A school nurse shortage throughout North Carolina makes parents like Christine Motsinger nervous to leave their kids at school.
"It's something that I get very nervous about every single day when I'm dropping him off, and I don't breathe that sigh of relief until I pick him up every day," she said.
Since birth, Motsinger's 3-year-old son Seth has had severe food allergies to many common foods like peanuts, peas, beans and bananas.
So Motsinger's cause for concern is that her child's school, Davie Academy, does not have a full-time nurse.
"It just takes one child, one reaction, one asthma attack, and not having a nurse on staff for something tragic to happen," she said.
Of all the counties in North Carolina, Davidson County has the worst student to nurse ratio -- 3,625 to one.
But Forsyth County Health Department's School Health Supervisor, Caren Jenkins, says she would love to have more nurses on staff in Forsyth County, too. Right now, its ratio is 1,849 students to each nurse.
"Right now we're just doing the best we can to work individually to give the best top notch care we can," Jenkins said.
She also noted that County Commissioners recently approved funding to add two more full-time nurses in Forsyth County schools. She hopes this will be a trend every year.
Because of the nurse shortage, Jenkins says school nurses have trained teachers to handle emergency situations, like administering EpiPens.
Parents like Christine Motsinger say no teacher with a few days or weeks of medical training can substitute a nurse who has gone through years of schooling.
"You've got teachers that are already overworked," Motsinger said. "So when you have to make a five minute decision as to whether to administer an epipen or not, you really want somebody that is trained for that...to be able to save that life."
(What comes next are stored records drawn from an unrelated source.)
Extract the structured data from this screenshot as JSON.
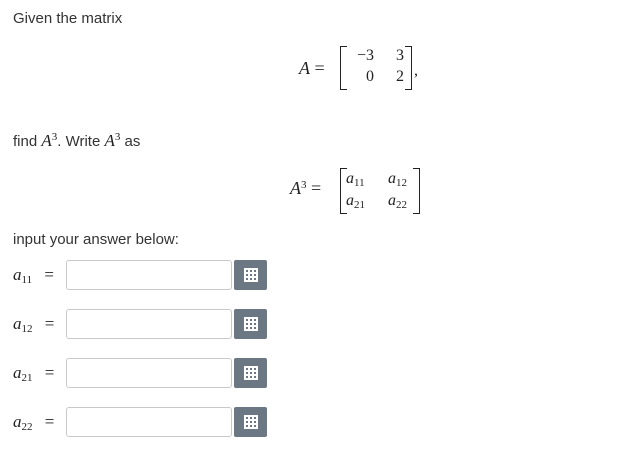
{
  "prompt": {
    "given": "Given the matrix",
    "find_prefix": "find",
    "write": ". Write",
    "as": "as",
    "input_instruction": "input your answer below:"
  },
  "matrix": {
    "name": "A",
    "equals": "=",
    "rows": [
      [
        "−3",
        "3"
      ],
      [
        "0",
        "2"
      ]
    ],
    "trailing": ","
  },
  "power": {
    "base": "A",
    "exp": "3",
    "entries": [
      [
        "a",
        "11"
      ],
      [
        "a",
        "12"
      ],
      [
        "a",
        "21"
      ],
      [
        "a",
        "22"
      ]
    ]
  },
  "answers": [
    {
      "var": "a",
      "sub": "11",
      "value": "",
      "placeholder": ""
    },
    {
      "var": "a",
      "sub": "12",
      "value": "",
      "placeholder": ""
    },
    {
      "var": "a",
      "sub": "21",
      "value": "",
      "placeholder": ""
    },
    {
      "var": "a",
      "sub": "22",
      "value": "",
      "placeholder": ""
    }
  ],
  "icons": {
    "keyboard": "keyboard-icon"
  },
  "colors": {
    "button_bg": "#6b7782",
    "input_border": "#c9c9c9"
  }
}
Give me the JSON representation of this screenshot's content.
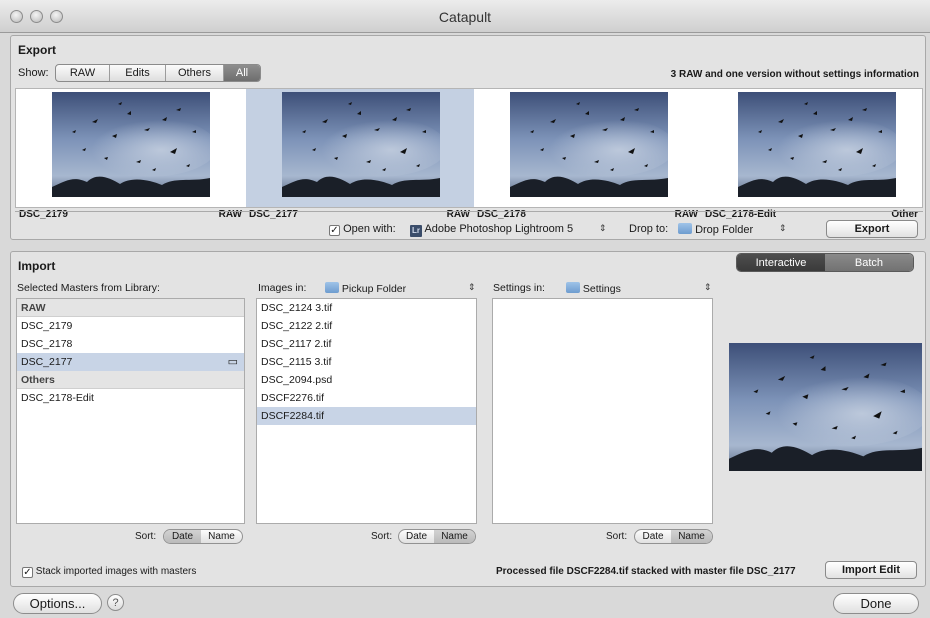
{
  "window": {
    "title": "Catapult"
  },
  "export": {
    "title": "Export",
    "show_label": "Show:",
    "filters": [
      "RAW",
      "Edits",
      "Others",
      "All"
    ],
    "selected_filter": "All",
    "info": "3 RAW and one version without settings information",
    "thumbs": [
      {
        "name": "DSC_2179",
        "type": "RAW",
        "selected": false
      },
      {
        "name": "DSC_2177",
        "type": "RAW",
        "selected": true
      },
      {
        "name": "DSC_2178",
        "type": "RAW",
        "selected": false
      },
      {
        "name": "DSC_2178-Edit",
        "type": "Other",
        "selected": false
      }
    ],
    "open_with_label": "Open with:",
    "open_with_checked": true,
    "app_icon": "Lr",
    "app_name": "Adobe Photoshop Lightroom 5",
    "drop_to_label": "Drop to:",
    "drop_folder": "Drop Folder",
    "export_button": "Export"
  },
  "import": {
    "title": "Import",
    "modes": [
      "Interactive",
      "Batch"
    ],
    "selected_mode": "Interactive",
    "masters_label": "Selected Masters from Library:",
    "masters": [
      {
        "label": "RAW",
        "group": true
      },
      {
        "label": "DSC_2179"
      },
      {
        "label": "DSC_2178"
      },
      {
        "label": "DSC_2177",
        "selected": true
      },
      {
        "label": "Others",
        "group": true
      },
      {
        "label": "DSC_2178-Edit"
      }
    ],
    "images_in_label": "Images in:",
    "images_folder": "Pickup Folder",
    "images": [
      "DSC_2124 3.tif",
      "DSC_2122 2.tif",
      "DSC_2117 2.tif",
      "DSC_2115 3.tif",
      "DSC_2094.psd",
      "DSCF2276.tif",
      "DSCF2284.tif"
    ],
    "selected_image_index": 6,
    "settings_in_label": "Settings in:",
    "settings_folder": "Settings",
    "sort_label": "Sort:",
    "sort_options": [
      "Date",
      "Name"
    ],
    "stack_label": "Stack imported images with masters",
    "stack_checked": true,
    "status": "Processed file DSCF2284.tif stacked with master file DSC_2177",
    "import_edit_button": "Import Edit"
  },
  "footer": {
    "options_button": "Options...",
    "help_icon": "?",
    "done_button": "Done"
  },
  "icons": [
    "close-icon",
    "minimize-icon",
    "zoom-icon",
    "checkbox-icon",
    "lightroom-icon",
    "folder-icon",
    "stepper-icon",
    "stack-icon",
    "help-icon"
  ]
}
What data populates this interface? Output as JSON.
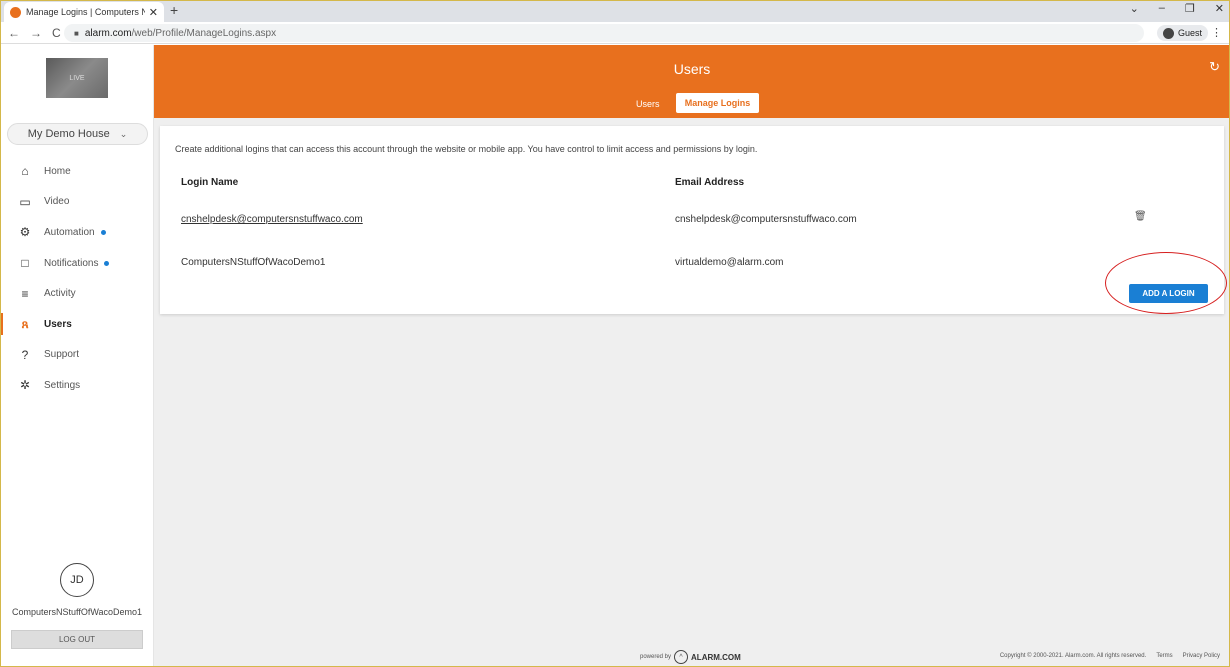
{
  "browser": {
    "tab_title": "Manage Logins | Computers N' S",
    "url_host": "alarm.com",
    "url_path": "/web/Profile/ManageLogins.aspx",
    "profile_label": "Guest"
  },
  "sidebar": {
    "logo_text": "LIVE",
    "location": "My Demo House",
    "items": [
      {
        "label": "Home",
        "icon": "home-icon"
      },
      {
        "label": "Video",
        "icon": "video-camera-icon"
      },
      {
        "label": "Automation",
        "icon": "automation-icon",
        "dot": true
      },
      {
        "label": "Notifications",
        "icon": "notifications-icon",
        "dot": true
      },
      {
        "label": "Activity",
        "icon": "activity-icon"
      },
      {
        "label": "Users",
        "icon": "users-icon",
        "active": true
      },
      {
        "label": "Support",
        "icon": "support-icon"
      },
      {
        "label": "Settings",
        "icon": "gear-icon"
      }
    ],
    "avatar_initials": "JD",
    "user_name": "ComputersNStuffOfWacoDemo1",
    "logout_label": "LOG OUT"
  },
  "header": {
    "title": "Users",
    "tabs": [
      "Users",
      "Manage Logins"
    ],
    "active_tab": "Manage Logins"
  },
  "main": {
    "description": "Create additional logins that can access this account through the website or mobile app. You have control to limit access and permissions by login.",
    "columns": [
      "Login Name",
      "Email Address"
    ],
    "rows": [
      {
        "login": "cnshelpdesk@computersnstuffwaco.com",
        "email": "cnshelpdesk@computersnstuffwaco.com"
      },
      {
        "login": "ComputersNStuffOfWacoDemo1",
        "email": "virtualdemo@alarm.com"
      }
    ],
    "add_button": "ADD A LOGIN"
  },
  "footer": {
    "powered_by": "powered by",
    "brand": "ALARM.COM",
    "copyright": "Copyright © 2000-2021. Alarm.com. All rights reserved.",
    "terms": "Terms",
    "privacy": "Privacy Policy"
  },
  "colors": {
    "accent": "#e8701e",
    "button": "#1a7fd4",
    "notification_dot": "#1a7fd4",
    "highlight_ring": "#d62020"
  }
}
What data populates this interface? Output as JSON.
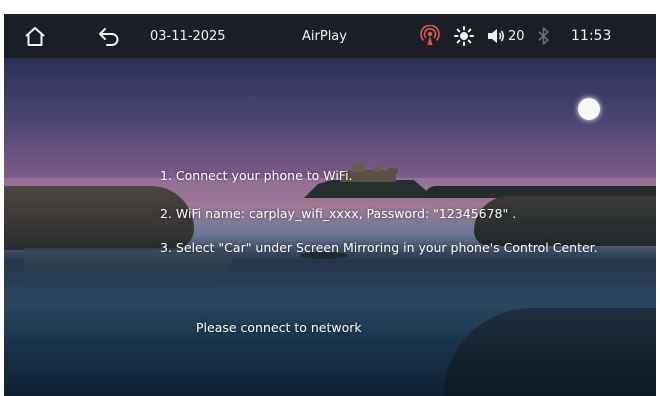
{
  "status_bar": {
    "home_icon": "home-icon",
    "back_icon": "back-arrow-icon",
    "date": "03-11-2025",
    "title": "AirPlay",
    "icons": [
      "wireless-signal-icon",
      "brightness-icon",
      "volume-icon",
      "bluetooth-icon"
    ],
    "volume_level": "20",
    "time": "11:53"
  },
  "instructions": {
    "step1": "1. Connect your phone to WiFi.",
    "step2": "2. WiFi name: carplay_wifi_xxxx, Password:   \"12345678\"  .",
    "step3": "3. Select   \"Car\"   under Screen Mirroring in your phone's Control Center."
  },
  "network_message": "Please connect to network"
}
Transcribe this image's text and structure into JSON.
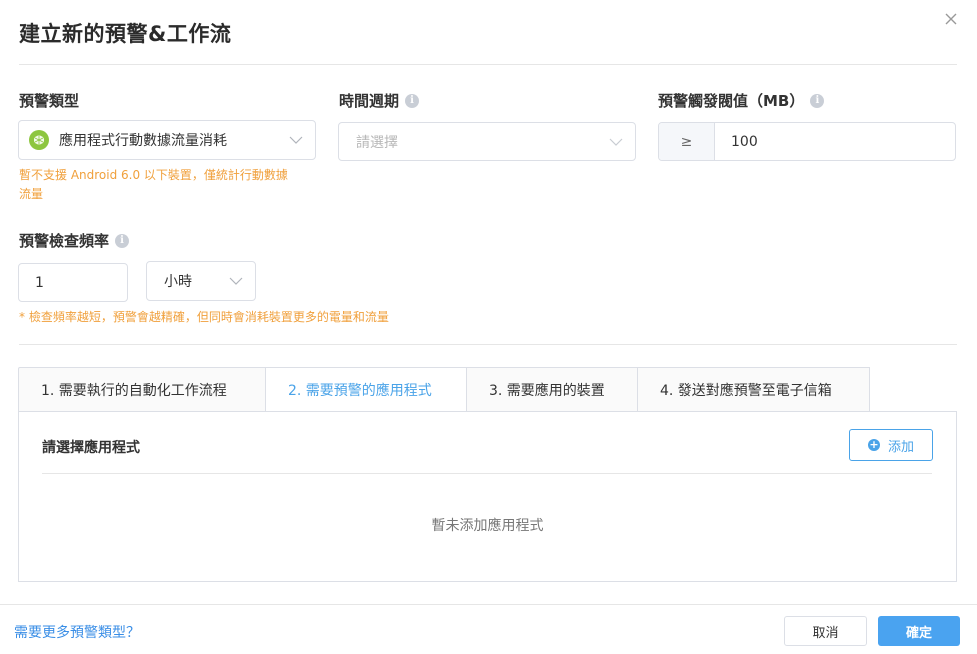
{
  "dialog": {
    "title": "建立新的預警&工作流"
  },
  "form": {
    "alert_type": {
      "label": "預警類型",
      "value": "應用程式行動數據流量消耗",
      "icon": "android-icon",
      "hint_line1": "暫不支援 Android 6.0 以下裝置，僅統計行動數據",
      "hint_line2": "流量"
    },
    "time_period": {
      "label": "時間週期",
      "placeholder": "請選擇"
    },
    "threshold": {
      "label": "預警觸發閥值（MB）",
      "operator": "≥",
      "value": "100"
    },
    "check_frequency": {
      "label": "預警檢查頻率",
      "value": "1",
      "unit": "小時",
      "hint": "* 檢查頻率越短，預警會越精確，但同時會消耗裝置更多的電量和流量"
    }
  },
  "tabs": [
    {
      "label": "1. 需要執行的自動化工作流程",
      "active": false
    },
    {
      "label": "2. 需要預警的應用程式",
      "active": true
    },
    {
      "label": "3. 需要應用的裝置",
      "active": false
    },
    {
      "label": "4. 發送對應預警至電子信箱",
      "active": false
    }
  ],
  "panel": {
    "title": "請選擇應用程式",
    "add_label": "添加",
    "empty_text": "暫未添加應用程式"
  },
  "footer": {
    "more_link": "需要更多預警類型？",
    "cancel_label": "取消",
    "confirm_label": "確定"
  },
  "colors": {
    "accent": "#4aa3e8",
    "warning": "#f0a03c",
    "android": "#8dc63f"
  }
}
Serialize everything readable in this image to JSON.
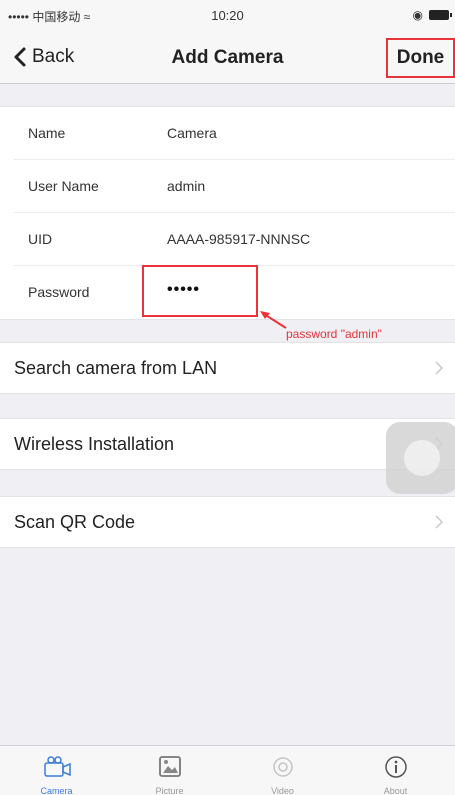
{
  "status_bar": {
    "carrier": "••••• 中国移动 ≈",
    "time": "10:20",
    "battery_icon": "battery-icon"
  },
  "nav": {
    "back_label": "Back",
    "title": "Add Camera",
    "done_label": "Done"
  },
  "form": {
    "rows": [
      {
        "label": "Name",
        "value": "Camera"
      },
      {
        "label": "User Name",
        "value": "admin"
      },
      {
        "label": "UID",
        "value": "AAAA-985917-NNNSC"
      },
      {
        "label": "Password",
        "value": "•••••"
      }
    ],
    "annotation": "password \"admin\""
  },
  "actions": [
    {
      "label": "Search camera from LAN"
    },
    {
      "label": "Wireless Installation"
    },
    {
      "label": "Scan QR Code"
    }
  ],
  "tabs": [
    {
      "label": "Camera",
      "icon": "camera-icon"
    },
    {
      "label": "Picture",
      "icon": "picture-icon"
    },
    {
      "label": "Video",
      "icon": "video-icon"
    },
    {
      "label": "About",
      "icon": "info-icon"
    }
  ],
  "colors": {
    "highlight": "#e8333a",
    "tab_active": "#3b7dd8",
    "background": "#efeff4"
  }
}
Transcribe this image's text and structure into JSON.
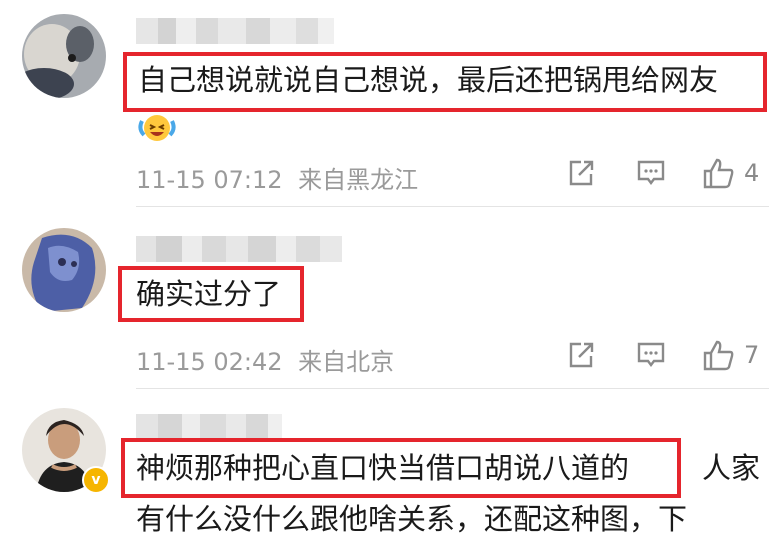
{
  "comments": [
    {
      "text": "自己想说就说自己想说，最后还把锅甩给网友",
      "time": "11-15 07:12",
      "location": "来自黑龙江",
      "likes": "4",
      "emoji": "laughing-crying-emoji"
    },
    {
      "text": "确实过分了",
      "time": "11-15 02:42",
      "location": "来自北京",
      "likes": "7"
    },
    {
      "text_highlight": "神烦那种把心直口快当借口胡说八道的",
      "text_rest": "人家",
      "text_line2": "有什么没什么跟他啥关系，还配这种图，下",
      "badge": "v"
    }
  ],
  "icons": {
    "share": "share-icon",
    "comment": "comment-icon",
    "like": "thumbs-up-icon"
  },
  "colors": {
    "highlight_box": "#e5252d",
    "meta_text": "#9a9a9a",
    "badge": "#f6b500"
  }
}
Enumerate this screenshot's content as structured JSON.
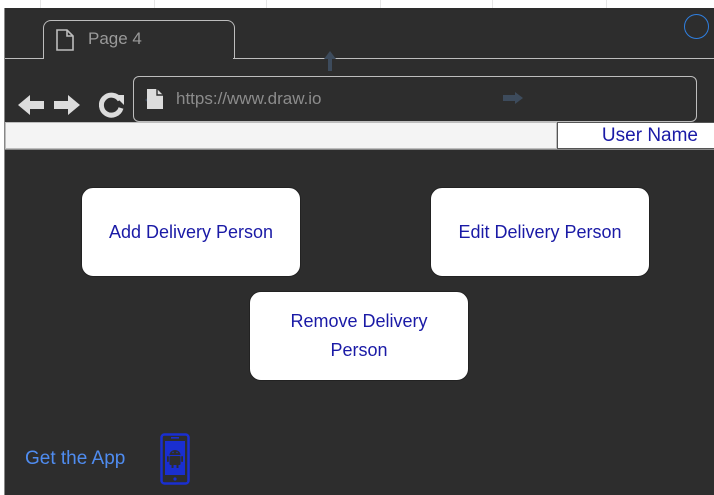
{
  "browser": {
    "tab": {
      "label": "Page 4",
      "icon": "page-icon"
    },
    "toolbar": {
      "back_icon": "arrow-left-icon",
      "forward_icon": "arrow-right-icon",
      "reload_icon": "reload-icon",
      "url": "https://www.draw.io"
    },
    "window_control_icon": "circle-icon"
  },
  "header": {
    "user_label": "User Name"
  },
  "main": {
    "buttons": [
      {
        "label": "Add Delivery Person"
      },
      {
        "label": "Edit Delivery Person"
      },
      {
        "label": "Remove Delivery Person"
      }
    ]
  },
  "footer": {
    "get_app_label": "Get the App",
    "app_icon": "android-phone-icon"
  },
  "colors": {
    "background": "#2d2d2d",
    "button_text": "#1a1aa6",
    "link": "#4f8cf0",
    "phone_blue": "#1a2fd0",
    "circle_accent": "#2f7fe0"
  }
}
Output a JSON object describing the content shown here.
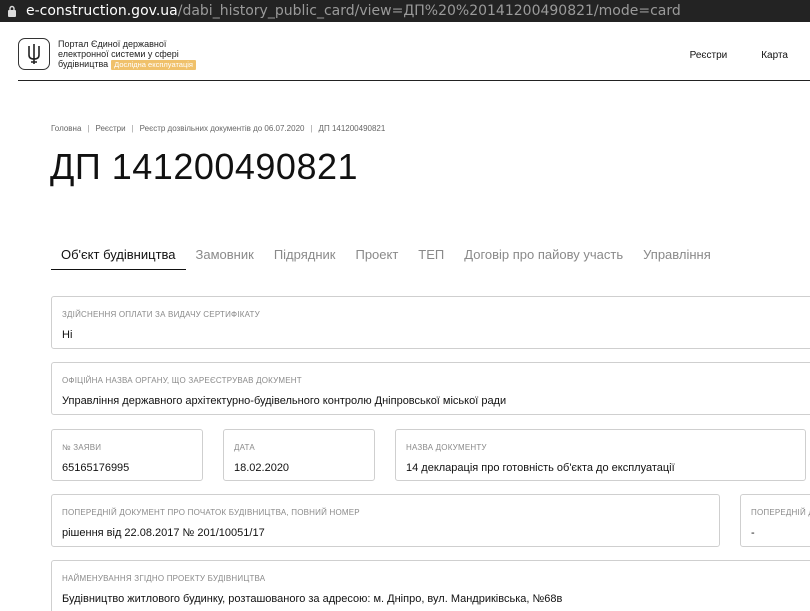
{
  "browser": {
    "url_domain": "e-construction.gov.ua",
    "url_path": "/dabi_history_public_card/view=ДП%20%20141200490821/mode=card"
  },
  "header": {
    "portal_line1": "Портал Єдиної державної",
    "portal_line2": "електронної системи у сфері",
    "portal_line3": "будівництва",
    "badge": "Дослідна експлуатація",
    "nav": {
      "registries": "Реєстри",
      "map": "Карта"
    }
  },
  "breadcrumb": {
    "home": "Головна",
    "registries": "Реєстри",
    "registry": "Реєстр дозвільних документів до 06.07.2020",
    "current": "ДП 141200490821"
  },
  "page_title": "ДП 141200490821",
  "tabs": [
    {
      "label": "Об'єкт будівництва"
    },
    {
      "label": "Замовник"
    },
    {
      "label": "Підрядник"
    },
    {
      "label": "Проект"
    },
    {
      "label": "ТЕП"
    },
    {
      "label": "Договір про пайову участь"
    },
    {
      "label": "Управління"
    }
  ],
  "fields": {
    "payment": {
      "label": "Здійснення оплати за видачу сертифікату",
      "value": "Ні"
    },
    "organ": {
      "label": "Офіційна назва органу, що зареєстрував документ",
      "value": "Управління державного архітектурно-будівельного контролю Дніпровської міської ради"
    },
    "application_no": {
      "label": "№ заяви",
      "value": "65165176995"
    },
    "date": {
      "label": "Дата",
      "value": "18.02.2020"
    },
    "doc_name": {
      "label": "Назва документу",
      "value": "14 декларація про готовність об'єкта до експлуатації"
    },
    "prev_doc": {
      "label": "Попередній документ про початок будівництва, повний номер",
      "value": "рішення від 22.08.2017 № 201/10051/17"
    },
    "prev_doc2": {
      "label": "Попередній д",
      "value": "-"
    },
    "project_name": {
      "label": "Найменування згідно проекту будівництва",
      "value": "Будівництво житлового будинку, розташованого за адресою: м. Дніпро, вул. Мандриківська, №68в"
    }
  }
}
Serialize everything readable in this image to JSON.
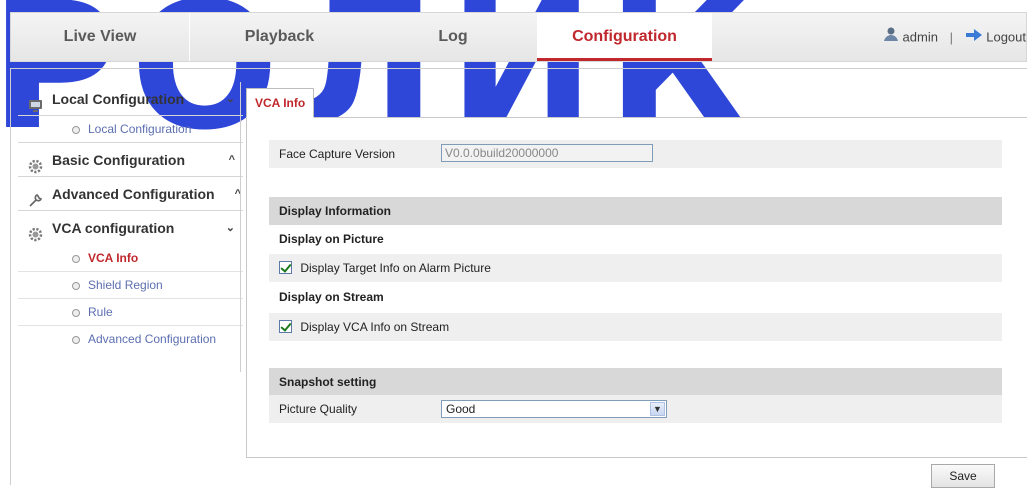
{
  "watermark": "РОЛИК",
  "nav": {
    "tabs": [
      {
        "label": "Live View"
      },
      {
        "label": "Playback"
      },
      {
        "label": "Log"
      },
      {
        "label": "Configuration"
      }
    ],
    "user": "admin",
    "separator": "|",
    "logout": "Logout"
  },
  "sidebar": {
    "groups": [
      {
        "label": "Local Configuration",
        "chevron": "⌄",
        "icon": "monitor-icon",
        "items": [
          {
            "label": "Local Configuration"
          }
        ]
      },
      {
        "label": "Basic Configuration",
        "chevron": "^",
        "icon": "gear-icon",
        "items": []
      },
      {
        "label": "Advanced Configuration",
        "chevron": "^",
        "icon": "wrench-icon",
        "items": []
      },
      {
        "label": "VCA configuration",
        "chevron": "⌄",
        "icon": "gear-icon",
        "items": [
          {
            "label": "VCA Info",
            "active": true
          },
          {
            "label": "Shield Region"
          },
          {
            "label": "Rule"
          },
          {
            "label": "Advanced Configuration"
          }
        ]
      }
    ]
  },
  "content": {
    "tab": "VCA Info",
    "face_capture": {
      "label": "Face Capture Version",
      "value": "V0.0.0build20000000"
    },
    "display_info": {
      "heading": "Display Information",
      "on_picture": "Display on Picture",
      "target_info": {
        "label": "Display Target Info on Alarm Picture",
        "checked": true
      },
      "on_stream": "Display on Stream",
      "vca_info": {
        "label": "Display VCA Info on Stream",
        "checked": true
      }
    },
    "snapshot": {
      "heading": "Snapshot setting",
      "quality_label": "Picture Quality",
      "quality_value": "Good"
    },
    "save": "Save"
  },
  "colors": {
    "accent": "#c0282d",
    "link": "#5c6fb0",
    "watermark": "#2f47d9"
  }
}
The best student to nurse ratio in the state is Pamlico County Schools, at 318 to one.